By Gail MarksJarvis Chicago Tribune
WWR Article Summary (tl;dr) According to an analysis of Census data by the Pew Research Center, adults between 18 and 34 are more likely to live with a parent than to get married or move in with a romantic partner. The tendency to live with parents grew during and after the 2008 Great Recession, as weak pay and job opportunities weighed on young adults.
In a dramatic culture change, living with mom and dad has become the most common arrangement for young adults -- especially men.
Adults between 18 and 34 are more likely to live with a parent than to get married or move in with a romantic partner, according to an analysis of Census data by the Pew Research Center.

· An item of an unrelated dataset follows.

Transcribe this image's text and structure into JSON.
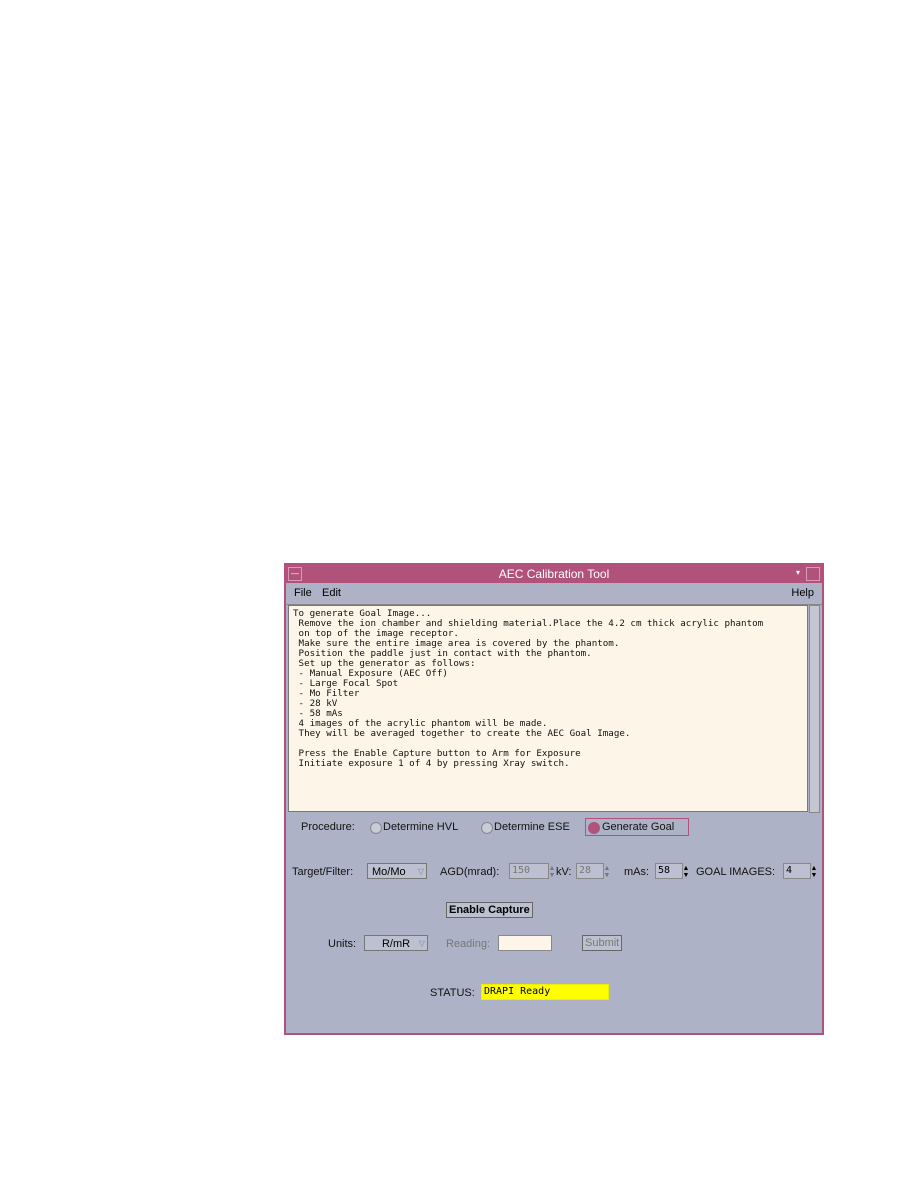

The researchers note that it's the first time in more than 130 years in which young adults have chosen their parents' homes over living on their own in a relationship.
In 2014, 32.1 percent of young adults were living with a parent, while 31.6 percent were living in what Pew calls a romantic relationship -- either with a spouse or a partner.
About 35 percent of young men were living in a home with a parent, compared with 29 percent of women in parents' homes. More women tend to live with a spouse or partner -- 35 percent.
Apart from living with parents or a partner, another 14 percent of 18 to 34-year-olds were living alone, heading a household as a single parent, or sharing a residence with roommates. An additional 22 percent lived with other family members, such as grandparents, or were in college dormitories or other group quarters.
The tendency to live with parents grew during and after the 2008 Great Recession, as weak pay and job opportunities weighed on young adults, said Pew. But the researchers say the trend was growing before the recession and a major driver is a retreat from marriage and even a decline in living with a partner without being married. Although living together has been on the rise for young adults for years, the trend has "substantially fallen since 1990."
One in four of today's young adults may never marry, Pew projects.
The decline in young adults setting up their own households has implications for the U.S. economy because people tend not to buy major items for homes that are already well-equipped. Sales of everything from refrigerators to pots and pans and lawn mowers can be affected, and the lack of demand weighs on companies and potentially the people they hire.
In a separate recent report titled "Missing Young Adult Households," the National Association of Home Builders attributes a lack of demand for single-family homes to millennials living with mothers and fathers after graduating from college or high school. That study said 20 percent of people born 1981 to 1996 were living with parents.
Pew notes that poor employment and pay seems to be a factor in men living at home with parents. "Employed young men are much less likely to live at home than young men without a job," said Pew economist Richard Fry.
The share of young men with jobs peaked around 1960, when 84 percent were employed. In 2014, Pew found only 71 percent of 18- to 34-year-old men working. Pay for young men has been declining -- after factoring in the impact of inflation on buying power -- since 1970, said Fry. Pay declines were significant from 2000 to 2010.
Meanwhile, young women have been more likely than men to head their own households without living with a spouse or partner, according to the research. About 16 percent of women are heading up a household compared with only 13 percent of men.
The largest group of people who are married or living with a partner includes college graduates, Pew said. Only 19 percent of them were living with parents, compared with 46 percent living with a spouse or partner. Whites also were more likely to be living with a spouse or partner than blacks or Hispanics.
Pew notes that for young African-Americans, living with mom and/or dad is now the most common arrangement. Only 17 percent were living with a spouse or partner. For Hispanics, living with parents was also the dominant arrangement.
Although more whites were living with a spouse or partner, Pew found the general trend away from relationships and living with parents similar for all major racial and ethnic groups.
Yet the share of young Americans living with parents has not yet reached its previous peak. In 1940, 35 percent of the nation's 18- to 34-year-olds were doing so, according to Pew.